In the first study attempting to frame the global Oxygen budget, the authors conclude that fossil fuel use alone will account for a loss of 100 gigatons per year until 2100. This is not considering Cement production, metal production, chemical industries, agriculture, etc. Put another way, the current worldwide consumption of Oxygen just by burning oil in single day is equivalent to the amount of Oxygen produced by 221,965,166 trees over one year, clearly an unsustainable situation and one that needs international scrutiny.
The impact of these actions, on the Global Commons of our atmosphere, is becoming clear. The measurement of Oxygen concentration the world over suggests a decline. The figures below demonstrate the trends as measured from places as far apart as California and Australia. They say the same thing. The global stock of Oxygen, is diminishing.
How can we change the current predatory relationship that we have with the global commons? The Sri Lanka country statement made at the COP21 in Paris five years ago, stated:
We are aware that the critical Ecosystem services such as; production of Oxygen, sequestering of Carbon, water cycling and ambient cooling is carried out by the photosynthetic component of biomass. This is being lost at an exponential rate, due to the fact that these Ecosystem Services have not been valued, nor economically recognised. We would request the Intergovernmental Panel on Climate Change (IPCC) to examine the value of photosynthetic biomass.
One way of addressing this call would be by recognising the value of Primary Ecosystem Services (PES) and assigning value to it.
Primary Ecosystem Services (PES) refer to the actions generated by the act of Primary Productivity, the start of all life as we know it. Primary Productivity is the action of photosynthesis whereby the energy of the sun is captured and stored as biomass. As it is the leaves (Photosynthetic Biomass) of plants that deliver these services, they are the most logical source of Primary Ecosystem Services (PES).
Recognising the value of PES can provide a huge economic boom for the rural sector, it can also create an economic incentive for the public to participate in the essential work of environmental repair. There are other benefits in recognizing the value photosynthetic biomass as the source of PES. Photosynthetic biomass can retain value only as long as it is living. A leaf on a tree, for instance, has value only as long as it is carrying out the activity of photosynthesis and producing PES, pluck that leaf and the activity ceases, as does the value. Such an economy can, for the first time, begin to put a value on life. Such an economy will increase photosynthetic biomass everywhere and render that area rich in environmental services as well in economic opportunities. It can change urban–rural relations into a more equitable and sustainable state.
The market in Ecosystem Services is massive. In 1997 Robert Costanza, an economist with the World Bank, made the first estimate of ecosystem services worldwide to be worth an average $33 trillion, nearly twice the global GNP of around $18 trillion at the time.

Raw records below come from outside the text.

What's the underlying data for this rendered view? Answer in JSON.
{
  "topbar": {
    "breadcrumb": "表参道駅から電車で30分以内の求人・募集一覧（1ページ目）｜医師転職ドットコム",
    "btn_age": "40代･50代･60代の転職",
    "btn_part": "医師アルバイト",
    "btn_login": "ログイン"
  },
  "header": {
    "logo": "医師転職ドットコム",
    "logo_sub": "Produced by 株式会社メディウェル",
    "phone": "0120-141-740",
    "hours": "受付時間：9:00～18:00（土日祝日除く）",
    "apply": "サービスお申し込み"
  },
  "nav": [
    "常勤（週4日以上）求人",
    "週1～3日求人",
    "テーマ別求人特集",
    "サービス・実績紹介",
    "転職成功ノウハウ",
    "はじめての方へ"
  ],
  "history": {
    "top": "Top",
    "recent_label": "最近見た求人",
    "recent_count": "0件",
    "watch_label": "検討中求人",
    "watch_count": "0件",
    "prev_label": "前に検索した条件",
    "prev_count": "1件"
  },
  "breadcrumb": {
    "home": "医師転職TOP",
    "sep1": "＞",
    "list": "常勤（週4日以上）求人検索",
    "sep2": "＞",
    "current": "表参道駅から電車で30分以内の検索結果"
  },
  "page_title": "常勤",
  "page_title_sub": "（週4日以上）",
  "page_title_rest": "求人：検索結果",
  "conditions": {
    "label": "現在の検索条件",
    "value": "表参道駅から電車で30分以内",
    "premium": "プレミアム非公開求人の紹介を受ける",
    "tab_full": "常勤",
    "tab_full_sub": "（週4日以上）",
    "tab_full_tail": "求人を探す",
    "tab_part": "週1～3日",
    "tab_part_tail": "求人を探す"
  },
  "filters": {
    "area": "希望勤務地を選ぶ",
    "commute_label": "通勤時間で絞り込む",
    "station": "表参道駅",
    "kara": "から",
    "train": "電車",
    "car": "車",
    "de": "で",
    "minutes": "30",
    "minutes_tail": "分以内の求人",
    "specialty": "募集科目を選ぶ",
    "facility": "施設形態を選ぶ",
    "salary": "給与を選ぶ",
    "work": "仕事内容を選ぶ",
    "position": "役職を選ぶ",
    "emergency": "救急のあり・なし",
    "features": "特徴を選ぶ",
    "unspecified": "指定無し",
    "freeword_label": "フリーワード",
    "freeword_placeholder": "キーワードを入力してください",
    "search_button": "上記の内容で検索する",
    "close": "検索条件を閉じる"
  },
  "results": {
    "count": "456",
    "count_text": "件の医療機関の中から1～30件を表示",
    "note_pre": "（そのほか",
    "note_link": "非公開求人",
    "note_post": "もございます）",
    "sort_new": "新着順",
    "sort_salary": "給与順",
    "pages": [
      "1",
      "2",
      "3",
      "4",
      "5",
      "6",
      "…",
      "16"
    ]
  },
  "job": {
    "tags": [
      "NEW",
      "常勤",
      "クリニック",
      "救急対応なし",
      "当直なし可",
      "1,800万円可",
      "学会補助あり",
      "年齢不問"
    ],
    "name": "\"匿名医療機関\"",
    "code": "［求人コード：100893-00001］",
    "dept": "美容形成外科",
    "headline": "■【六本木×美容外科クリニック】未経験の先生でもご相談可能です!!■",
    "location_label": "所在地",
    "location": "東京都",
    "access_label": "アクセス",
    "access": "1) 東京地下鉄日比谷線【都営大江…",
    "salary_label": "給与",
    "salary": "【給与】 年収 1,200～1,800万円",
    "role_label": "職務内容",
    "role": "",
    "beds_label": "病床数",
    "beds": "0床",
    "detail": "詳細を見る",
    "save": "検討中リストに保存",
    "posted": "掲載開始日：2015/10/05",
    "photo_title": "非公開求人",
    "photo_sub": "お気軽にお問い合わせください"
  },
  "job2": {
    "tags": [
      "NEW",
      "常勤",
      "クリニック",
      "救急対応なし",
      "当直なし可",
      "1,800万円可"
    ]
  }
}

This is the capital available through ecosystem services.
Now, a Sri Lankan company has emerged to address this market. Earthrestoration p/l (www.restore.earth), it has measured and set algorithms for the generation of Oxygen and clean water from identified species and use this data to reward rural participants of their programme. It seeks to change the current exploitative relationship with the global commons by rewarding those who help to replace what we use from the global commons in our individual and communal lives.
The photosynthetic biomass of the land and the oceans has maintained the equilibrium in the Oxygen concentration of the planetary atmosphere, now massively compromised by actions of the growth-based industrial complex. It may now be the time to request industry to invest in processes that audit their extraction from the global commons and in processes that ensure replacement.
Considering the fact that the blue of the sky comes from the Oxygen in the atmosphere, we should look to replace what we use to sustain ourselves so that we can keep the sky clear and blue for now and for the generations to come!